Two knee surgeries and a replacement don’t slow down Quirk

Steve Quirk admits he hasn’t always been a model patient. Like the time he was running within days of his first knee surgery because he had less than one month to prepare for the New York Marathon. Just so happened he ran past the home of Dr. Steven Chudik who had performed Quirk’s knee surgery and who by chance was looking out his home office window at the exact moment Quirk passed by.

According to Dr. Chudik, he quickly jumped on his bike to catch Quirk so he could remind him about the importance of following his rehabilitation program and the activity restrictions they previously discussed. “The survival of Steve’s knee depended on it,” Dr. Chudik cautioned.

Quirk attributes his second same knee surgery to his continued participation in sports that stressed his knee—like running, waterskiing, basketball and Ultimate Frisbee—even through Dr. Chudik advised him to switch to other activities such as bike riding and low- to no-impact exercises, and occasionally a sports activity as tolerated. Therefore, it came as no surprise to Quirk that when he saw Dr. Chudik for his swollen and painful knee a third time, that he was told he needed his knee replaced. “Dr. Chudik basically told me that I exceeded the limits of what an arthroscopic surgical repair could do,” Quirk lamented. “The only thing left for me was a new knee if I wanted to be able to do even every day activities without pain and swelling. So, I agreed,” Quirk added.

Dr. Chudik tailors each patient’s care to fit their mobility needs and activity goals because no two patient’s injuries and rehabilitation are the same. “Steve is a former collegiate rugby player who enjoys working out, being active, participating in sports and the associated comradery. Unfortunately, his toughness and exceptional tolerance to pain that made him such a great athlete allowed him to go beyond what his knee joint could withstand,” said Dr. Chudik. “At this point, the best option was to replace all of the worn articulating (contacting) surfaces of his knee with a total knee arthroplasty.”

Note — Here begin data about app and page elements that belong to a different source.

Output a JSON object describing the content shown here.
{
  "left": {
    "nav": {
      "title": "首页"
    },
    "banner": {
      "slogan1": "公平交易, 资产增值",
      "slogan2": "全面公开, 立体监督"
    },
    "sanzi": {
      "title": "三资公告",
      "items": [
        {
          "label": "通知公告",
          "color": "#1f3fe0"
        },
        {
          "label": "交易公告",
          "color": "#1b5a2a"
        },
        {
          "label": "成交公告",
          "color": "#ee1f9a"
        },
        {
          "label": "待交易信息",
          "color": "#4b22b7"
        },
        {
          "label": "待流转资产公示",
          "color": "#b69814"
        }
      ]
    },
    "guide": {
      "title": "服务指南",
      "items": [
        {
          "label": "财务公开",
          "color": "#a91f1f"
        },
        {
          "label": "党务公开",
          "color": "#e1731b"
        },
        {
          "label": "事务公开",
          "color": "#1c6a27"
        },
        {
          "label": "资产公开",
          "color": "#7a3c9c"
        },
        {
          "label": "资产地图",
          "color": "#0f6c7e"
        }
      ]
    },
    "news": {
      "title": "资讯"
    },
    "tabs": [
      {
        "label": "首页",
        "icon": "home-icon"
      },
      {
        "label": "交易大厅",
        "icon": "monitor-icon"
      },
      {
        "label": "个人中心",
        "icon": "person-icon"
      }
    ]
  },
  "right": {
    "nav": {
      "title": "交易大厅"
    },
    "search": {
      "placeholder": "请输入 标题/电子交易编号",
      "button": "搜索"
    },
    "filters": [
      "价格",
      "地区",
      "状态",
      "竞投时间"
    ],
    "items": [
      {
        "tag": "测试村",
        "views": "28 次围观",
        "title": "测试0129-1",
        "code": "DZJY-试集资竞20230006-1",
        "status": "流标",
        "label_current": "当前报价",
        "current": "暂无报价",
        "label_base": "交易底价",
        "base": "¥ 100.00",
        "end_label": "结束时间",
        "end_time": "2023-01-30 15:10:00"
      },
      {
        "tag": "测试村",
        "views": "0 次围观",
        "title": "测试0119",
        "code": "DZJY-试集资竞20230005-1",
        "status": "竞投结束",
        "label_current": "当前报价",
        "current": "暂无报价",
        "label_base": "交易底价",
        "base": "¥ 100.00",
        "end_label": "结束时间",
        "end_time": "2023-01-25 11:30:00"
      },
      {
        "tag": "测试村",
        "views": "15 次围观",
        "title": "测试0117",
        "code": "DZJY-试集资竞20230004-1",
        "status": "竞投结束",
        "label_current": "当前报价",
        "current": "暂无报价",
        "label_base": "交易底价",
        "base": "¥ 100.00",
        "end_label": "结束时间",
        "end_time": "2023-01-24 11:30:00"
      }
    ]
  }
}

According to Quirk, he returned to work and driving himself to physical therapy ten days after surgery. “I went to physical therapy three times per week,” Quirk said. “Surgery takes a lot out of you, so you have to build back your strength and endurance,” he added. “One unexpected surprise was that I lost a ton of weight in the process. That also helped in my recovery.”

For Quirk, full recovery couldn’t come fast enough. “It was six months before I forgot about my knee replacement,” he explained. “I now look back and wonder why I waited to have it replaced.”

As for his adherence to his post-operative instructions from Dr. Chudik? “I did water ski about six months after my replacement surgery just to make sure I could still do it and I only play Ultimate a couple times per month now,” Quirk explained. “I’ve started biking as Dr. Chudik suggested and I still run occasionally—but never on concrete! I am so thankful to have had Dr. Chudik as my orthopaedic surgeon because he really did work with me so I could return to my activities,” he added.